If you keep the money in the pension so you can take an income from it – either flexibly (pension drawdown), as a guaranteed income (annuity), or as a scheme pension – there’s an immediate 25% tax charge.
This is on top of any Income Tax you pay on the income you receive, when you receive it.
For defined benefit pension schemes, your pension scheme might decide to pay the tax on your behalf and recover it from you by reducing your pension.
For defined contribution pension schemes, your pension scheme administrator should pay the 25% tax to HMRC from your pension pot, leaving you with the remaining 75% to use towards your retirement income.
Example: someone who pays tax at the higher rate expected to get £1,000 a year as income but the 25% lifetime allowance charge reduced this to £750 a year. After Income Tax at 40%, they would be left with £450 a year.

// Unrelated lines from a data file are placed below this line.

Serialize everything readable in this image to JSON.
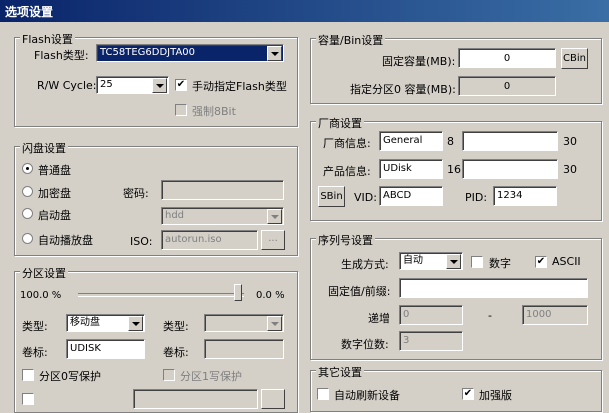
{
  "window": {
    "title": "选项设置"
  },
  "flash_group": {
    "title": "Flash设置",
    "type_label": "Flash类型:",
    "type_value": "TC58TEG6DDJTA00",
    "rw_label": "R/W Cycle:",
    "rw_value": "25",
    "manual_label": "手动指定Flash类型",
    "manual_checked": true,
    "force_label": "强制8Bit",
    "force_checked": false
  },
  "capacity_group": {
    "title": "容量/Bin设置",
    "fixed_label": "固定容量(MB):",
    "fixed_value": "0",
    "cbin_label": "CBin",
    "part0_label": "指定分区0 容量(MB):",
    "part0_value": "0"
  },
  "udisk_group": {
    "title": "闪盘设置",
    "options": [
      "普通盘",
      "加密盘",
      "启动盘",
      "自动播放盘"
    ],
    "selected_option": "普通盘",
    "password_label": "密码:",
    "password_value": "",
    "boot_value": "hdd",
    "iso_label": "ISO:",
    "iso_value": "autorun.iso",
    "iso_browse": "..."
  },
  "vendor_group": {
    "title": "厂商设置",
    "vendor_label": "厂商信息:",
    "vendor_value": "General",
    "vendor_len": "8",
    "vendor_max": "30",
    "product_label": "产品信息:",
    "product_value": "UDisk",
    "product_len": "16",
    "product_max": "30",
    "sbin_label": "SBin",
    "vid_label": "VID:",
    "vid_value": "ABCD",
    "pid_label": "PID:",
    "pid_value": "1234"
  },
  "partition_group": {
    "title": "分区设置",
    "ratio_left": "100.0 %",
    "ratio_right": "0.0 %",
    "slider_position_pct": 100,
    "type0_label": "类型:",
    "type0_value": "移动盘",
    "type1_label": "类型:",
    "type1_value": "",
    "label0_label": "卷标:",
    "label0_value": "UDISK",
    "label1_label": "卷标:",
    "label1_value": "",
    "wp0_label": "分区0写保护",
    "wp1_label": "分区1写保护"
  },
  "serial_group": {
    "title": "序列号设置",
    "mode_label": "生成方式:",
    "mode_value": "自动",
    "digit_label": "数字",
    "digit_checked": false,
    "ascii_label": "ASCII",
    "ascii_checked": true,
    "prefix_label": "固定值/前缀:",
    "prefix_value": "",
    "inc_label": "递增",
    "inc_from": "0",
    "inc_dash": "-",
    "inc_to": "1000",
    "digits_label": "数字位数:",
    "digits_value": "3"
  },
  "other_group": {
    "title": "其它设置",
    "refresh_label": "自动刷新设备",
    "refresh_checked": false,
    "enhanced_label": "加强版",
    "enhanced_checked": true
  },
  "icons": {
    "checkmark": "✔"
  }
}
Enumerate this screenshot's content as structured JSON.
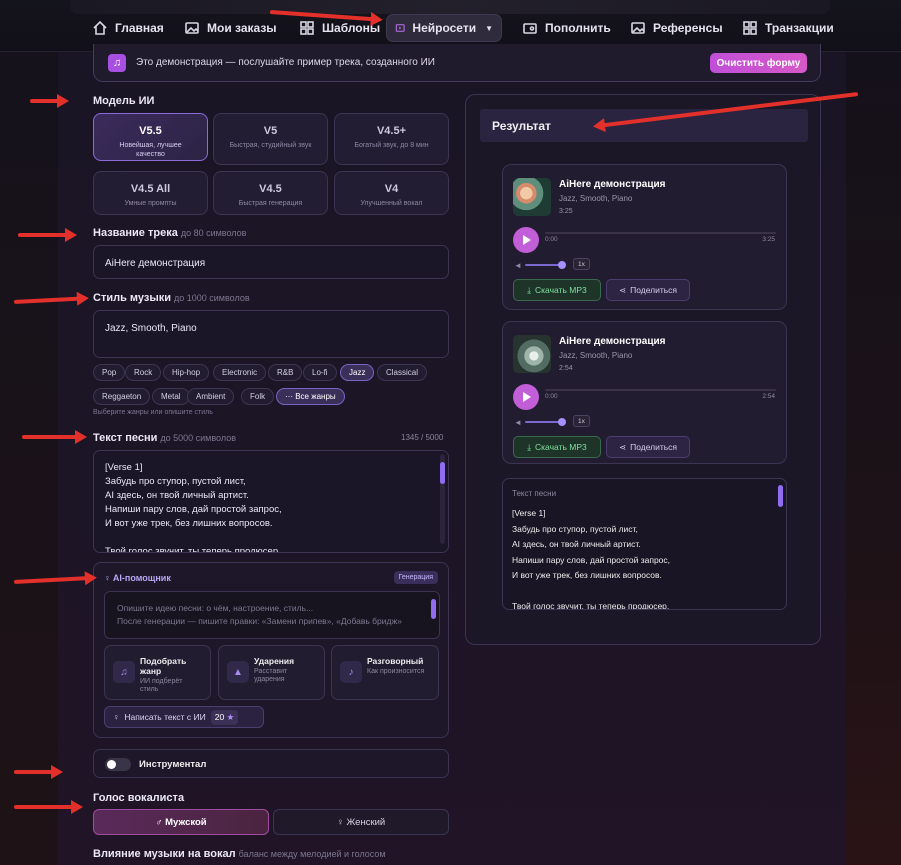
{
  "nav": {
    "items": [
      {
        "label": "Главная",
        "icon": "home-icon"
      },
      {
        "label": "Мои заказы",
        "icon": "image-icon"
      },
      {
        "label": "Шаблоны",
        "icon": "grid-icon"
      },
      {
        "label": "Нейросети",
        "icon": "play-icon",
        "active": true
      },
      {
        "label": "Пополнить",
        "icon": "wallet-icon"
      },
      {
        "label": "Референсы",
        "icon": "image-icon"
      },
      {
        "label": "Транзакции",
        "icon": "grid-icon"
      }
    ]
  },
  "demo": {
    "text": "Это демонстрация — послушайте пример трека, созданного ИИ",
    "clear_label": "Очистить форму"
  },
  "model": {
    "label": "Модель ИИ",
    "options": [
      {
        "title": "V5.5",
        "subtitle": "Новейшая, лучшее качество",
        "selected": true
      },
      {
        "title": "V5",
        "subtitle": "Быстрая, студийный звук"
      },
      {
        "title": "V4.5+",
        "subtitle": "Богатый звук, до 8 мин"
      },
      {
        "title": "V4.5 All",
        "subtitle": "Умные промпты"
      },
      {
        "title": "V4.5",
        "subtitle": "Быстрая генерация"
      },
      {
        "title": "V4",
        "subtitle": "Улучшенный вокал"
      }
    ]
  },
  "track": {
    "label": "Название трека",
    "hint": "до 80 символов",
    "value": "AiHere демонстрация"
  },
  "style": {
    "label": "Стиль музыки",
    "hint": "до 1000 символов",
    "value": "Jazz, Smooth, Piano",
    "genres_row1": [
      "Pop",
      "Rock",
      "Hip-hop",
      "Electronic",
      "R&B",
      "Lo-fi",
      "Jazz",
      "Classical"
    ],
    "genres_row2": [
      "Reggaeton",
      "Metal",
      "Ambient",
      "Folk",
      "··· Все жанры"
    ],
    "selected": "Jazz",
    "helper": "Выберите жанры или опишите стиль"
  },
  "lyrics": {
    "label": "Текст песни",
    "hint": "до 5000 символов",
    "counter": "1345 / 5000",
    "lines": [
      "[Verse 1]",
      "Забудь про ступор, пустой лист,",
      "AI здесь, он твой личный артист.",
      "Напиши пару слов, дай простой запрос,",
      "И вот уже трек, без лишних вопросов.",
      "",
      "Твой голос звучит, ты теперь продюсер,"
    ]
  },
  "ai_helper": {
    "title": "AI-помощник",
    "badge": "Генерация",
    "placeholder": "Опишите идею песни: о чём, настроение, стиль...\nПосле генерации — пишите правки: «Замени припев», «Добавь бридж»",
    "tools": [
      {
        "title": "Подобрать жанр",
        "subtitle": "ИИ подберёт стиль",
        "icon": "music-note-icon"
      },
      {
        "title": "Ударения",
        "subtitle": "Расставит ударения",
        "icon": "accent-icon"
      },
      {
        "title": "Разговорный",
        "subtitle": "Как произносится",
        "icon": "microphone-icon"
      }
    ],
    "write_label": "Написать текст с ИИ",
    "write_cost": "20"
  },
  "instrumental": {
    "label": "Инструментал",
    "on": false
  },
  "vocalist": {
    "label": "Голос вокалиста",
    "male": "♂ Мужской",
    "female": "♀ Женский",
    "selected": "male"
  },
  "influence": {
    "label": "Влияние музыки на вокал",
    "hint": "баланс между мелодией и голосом"
  },
  "result": {
    "title": "Результат",
    "tracks": [
      {
        "title": "AiHere демонстрация",
        "tags": "Jazz, Smooth, Piano",
        "duration": "3:25",
        "current": "0:00",
        "total": "3:25",
        "speed": "1x"
      },
      {
        "title": "AiHere демонстрация",
        "tags": "Jazz, Smooth, Piano",
        "duration": "2:54",
        "current": "0:00",
        "total": "2:54",
        "speed": "1x"
      }
    ],
    "download_label": "Скачать MP3",
    "share_label": "Поделиться",
    "lyrics_heading": "Текст песни",
    "lyrics": "[Verse 1]\nЗабудь про ступор, пустой лист,\nAI здесь, он твой личный артист.\nНапиши пару слов, дай простой запрос,\nИ вот уже трек, без лишних вопросов.\n\nТвой голос звучит, ты теперь продюсер,"
  },
  "colors": {
    "accent": "#a64fe0",
    "annotation_arrow": "#e4302a",
    "selected_border": "#8c6bd8"
  }
}
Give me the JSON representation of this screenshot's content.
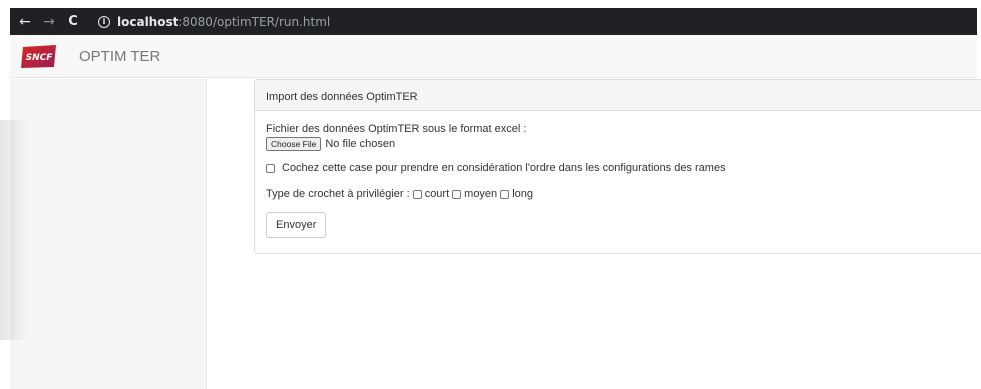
{
  "browser": {
    "back_icon": "←",
    "forward_icon": "→",
    "reload_icon": "C",
    "info_icon": "i",
    "url_host": "localhost",
    "url_rest": ":8080/optimTER/run.html"
  },
  "header": {
    "logo_text": "SNCF",
    "app_title": "OPTIM TER"
  },
  "panel": {
    "heading": "Import des données OptimTER",
    "file_label": "Fichier des données OptimTER sous le format excel :",
    "choose_file_label": "Choose File",
    "no_file_text": "No file chosen",
    "order_checkbox_label": "Cochez cette case pour prendre en considération l'ordre dans les configurations des rames",
    "crochet_label": "Type de crochet à privilégier :",
    "crochet_options": [
      "court",
      "moyen",
      "long"
    ],
    "submit_label": "Envoyer"
  },
  "colors": {
    "browser_bar": "#202124",
    "header_bg": "#f8f8f8",
    "sidebar_bg": "#f5f5f5",
    "logo_red": "#d52b1e",
    "logo_purple": "#9b1d5a"
  }
}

This means the lifetime allowance charge and Income Tax combined have reduced their income by 55% – the same as the lifetime allowance charge if they had taken their benefits as a lump sum instead of income.